. I have a tendency to say I love books. But there are only a few books I really and truly love. These are the special ones. These are the ones I don’t read a lot, but save for special moments. These are the books that give me a little tingle down the spine when I open up it, because I know something magical is about to happen.
Wind in the Willows. I was given this book when I was very young, about five, and I still own this copy (with the E.H. Shepherd illustrations. It must be). I always loved it. I identified with shy, quiet Mole and his yearning for light and freedom and adventure, and I always wanted to be cool, insouciant Ratty, and laughed at Toad. I cried every time I read about Mole bringing Ratty back to his home, and it’s cold and dirty and Ratty makes it all alright, even before I knew why I cried at it. I cheered at the battle of Toad Hall, and giggled at Toad’s adventures. When I first read it, I didn’t understand the chapter Piper At The Gates of Dawn, and I still remember, when I was 13, reading that again, and understanding it, and seeing for the beautiful piece of writing it is.
Jane Eyre. I was 13 when I first read this, and it was the first 19th Century novel I read. This book led me on to all the Brontes, and Dickens, and Austen and George Eliot and Mrs Gaskell and all the other 19th Century novels I love so much. And the book itself was wonderful. The brooding, sexy Mr Rochester gave me a new standard for men to live up to, and Jane herself was wonderful – intelligent, independent, demanding a life of her own, passionate and fierce, and yet all with a sharp, ironic sense of humour (a trait that doesn’t always make it to onscreen adaptations). Here was a heroine I felt I could be, and I loved her from the first page.
Nightwatch by Terry Pratchett. I love all the Discworld books, but especially the City Guard ones and most especially this one. Sam Vimes is one of my favourite heroes, flawed and unherolike, but always doing the right thing, sometimes reluctantly. This book deals with timetravel (always one of my favourite subjects), with Sam Vimes somehow becoming his own mentor (there’s a touch of Life of Mars, but it was written before). And because it’s a time travel story, we already know what the ending is. We can see it coming – and so can Sam. Add one of Pratchett’s most disturbing villains, exciting chases, extremely funny humour and some truly dark moments, and you have an amazing book.
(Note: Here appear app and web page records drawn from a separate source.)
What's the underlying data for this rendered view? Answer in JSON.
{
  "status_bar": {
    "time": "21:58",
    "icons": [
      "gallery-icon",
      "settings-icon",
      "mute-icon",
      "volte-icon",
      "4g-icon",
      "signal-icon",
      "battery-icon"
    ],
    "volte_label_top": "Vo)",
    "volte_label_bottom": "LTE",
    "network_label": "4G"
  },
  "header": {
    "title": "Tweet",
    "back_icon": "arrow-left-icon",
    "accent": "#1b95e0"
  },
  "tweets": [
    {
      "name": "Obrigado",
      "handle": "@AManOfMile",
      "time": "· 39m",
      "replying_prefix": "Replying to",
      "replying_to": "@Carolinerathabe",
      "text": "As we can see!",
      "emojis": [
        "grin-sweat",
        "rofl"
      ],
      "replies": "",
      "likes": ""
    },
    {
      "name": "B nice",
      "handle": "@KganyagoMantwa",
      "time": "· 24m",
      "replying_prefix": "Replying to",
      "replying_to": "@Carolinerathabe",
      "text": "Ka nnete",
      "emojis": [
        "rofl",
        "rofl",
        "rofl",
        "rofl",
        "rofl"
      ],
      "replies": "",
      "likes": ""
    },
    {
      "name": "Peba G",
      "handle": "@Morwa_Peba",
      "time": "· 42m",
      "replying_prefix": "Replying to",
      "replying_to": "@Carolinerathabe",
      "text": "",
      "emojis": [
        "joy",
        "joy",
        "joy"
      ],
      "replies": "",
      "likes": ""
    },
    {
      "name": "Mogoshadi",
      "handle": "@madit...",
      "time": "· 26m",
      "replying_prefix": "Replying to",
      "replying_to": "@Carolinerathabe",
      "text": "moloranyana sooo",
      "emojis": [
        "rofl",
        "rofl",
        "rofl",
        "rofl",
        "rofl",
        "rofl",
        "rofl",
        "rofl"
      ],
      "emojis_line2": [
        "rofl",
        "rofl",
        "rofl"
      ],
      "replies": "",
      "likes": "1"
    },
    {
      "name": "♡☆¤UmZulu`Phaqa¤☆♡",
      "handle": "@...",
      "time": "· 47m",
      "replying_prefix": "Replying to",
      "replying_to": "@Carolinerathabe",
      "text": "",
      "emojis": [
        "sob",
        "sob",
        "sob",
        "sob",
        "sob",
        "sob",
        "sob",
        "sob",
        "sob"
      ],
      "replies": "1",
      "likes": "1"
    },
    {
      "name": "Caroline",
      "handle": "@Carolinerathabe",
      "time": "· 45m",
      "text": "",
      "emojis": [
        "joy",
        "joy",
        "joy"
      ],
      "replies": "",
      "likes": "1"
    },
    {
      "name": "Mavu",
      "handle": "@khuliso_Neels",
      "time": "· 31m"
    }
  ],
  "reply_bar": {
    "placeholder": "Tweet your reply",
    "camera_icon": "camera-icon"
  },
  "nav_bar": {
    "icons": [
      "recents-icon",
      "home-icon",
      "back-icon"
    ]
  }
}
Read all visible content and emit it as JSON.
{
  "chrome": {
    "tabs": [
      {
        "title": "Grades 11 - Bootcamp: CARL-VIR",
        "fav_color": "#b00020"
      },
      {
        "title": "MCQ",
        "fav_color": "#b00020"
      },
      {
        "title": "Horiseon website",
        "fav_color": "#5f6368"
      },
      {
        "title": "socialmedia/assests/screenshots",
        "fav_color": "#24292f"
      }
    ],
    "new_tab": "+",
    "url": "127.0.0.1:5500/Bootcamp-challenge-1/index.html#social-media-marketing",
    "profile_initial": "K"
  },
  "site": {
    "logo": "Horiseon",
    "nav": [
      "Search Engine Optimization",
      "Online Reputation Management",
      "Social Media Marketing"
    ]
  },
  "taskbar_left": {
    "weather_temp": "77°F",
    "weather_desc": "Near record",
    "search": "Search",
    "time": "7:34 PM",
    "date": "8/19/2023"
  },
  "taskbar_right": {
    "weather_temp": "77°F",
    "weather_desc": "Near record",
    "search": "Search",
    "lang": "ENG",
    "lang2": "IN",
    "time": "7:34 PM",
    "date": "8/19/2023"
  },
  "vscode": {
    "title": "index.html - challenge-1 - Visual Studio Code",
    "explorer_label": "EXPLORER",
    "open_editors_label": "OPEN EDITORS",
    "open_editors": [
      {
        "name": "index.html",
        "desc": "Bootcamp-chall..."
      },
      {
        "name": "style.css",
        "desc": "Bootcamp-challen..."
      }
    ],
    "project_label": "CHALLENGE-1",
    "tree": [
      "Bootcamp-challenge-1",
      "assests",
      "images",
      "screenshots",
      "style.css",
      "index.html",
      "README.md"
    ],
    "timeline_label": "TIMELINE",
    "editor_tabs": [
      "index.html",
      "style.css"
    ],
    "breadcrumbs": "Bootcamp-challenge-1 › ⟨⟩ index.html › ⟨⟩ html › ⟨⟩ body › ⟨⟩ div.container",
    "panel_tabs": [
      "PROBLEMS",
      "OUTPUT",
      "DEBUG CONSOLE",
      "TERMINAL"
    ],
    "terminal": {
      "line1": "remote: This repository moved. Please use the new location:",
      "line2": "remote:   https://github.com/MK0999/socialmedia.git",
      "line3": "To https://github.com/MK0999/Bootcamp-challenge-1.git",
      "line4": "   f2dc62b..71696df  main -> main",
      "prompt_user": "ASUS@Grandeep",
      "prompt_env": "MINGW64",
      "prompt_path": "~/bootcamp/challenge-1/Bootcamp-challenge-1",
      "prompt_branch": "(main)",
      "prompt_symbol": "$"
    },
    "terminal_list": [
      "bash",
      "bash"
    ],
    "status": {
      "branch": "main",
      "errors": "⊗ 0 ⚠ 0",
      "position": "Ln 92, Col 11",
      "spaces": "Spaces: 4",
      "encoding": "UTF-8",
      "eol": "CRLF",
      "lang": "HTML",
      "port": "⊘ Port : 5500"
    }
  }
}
The moment where the men pluck lilac to pin on always makes me gasp, and cry.
On Beulah Height by Reginald Hill. This is one of the Dalziel and Pascoe series of detective novels. Dalziel is a gruff Yorkshire man, Pascoe a younger, university graduate. Sounds simple, doesn’t it? But the novels are interwined with mythology, and music and literature and philosophy and yet all are totally readable, and understandable. Hill never talks down to his readers, he just assumes we’re all as knowledgeable as he is. And Dalziel and Pascoe are fascinating characters. But this book – this one is special. Once, long ago, a village was drowned. Was there also a clue to a child murder in that drowned village? An opera singer returns home, with her translations of Mahler’s Kindertotenlieder (songs on the death of children). And then, the graffiti starts – the killer is back. There’s something about this book, something haunting and fascinating – like the Kindertotenlieder themselves. It sends shivers down my spine.
Whistle And I’ll Come To You, My Lad, by M.R. James. Strictly speaking, a short story. M.R.James is known as The Master, in deference to his skill with ghost stories. And this is his best. Nothing much really happens. Even the possible ghost sightings are only possible. And yet, there is an rising atmosphere of dread, and fear, and horror. This is what I aim for when I write ghost stories. (And if you do read it, you’ll never want to sleep in a room with an empty bed in it again)
These ones are, as I said, the special ones. These are the ones where the author has gone beyond good, to creating magic. These are the ones that make me catch my breath, and read slowly, to take in every word. These books set the standard for me to aim for.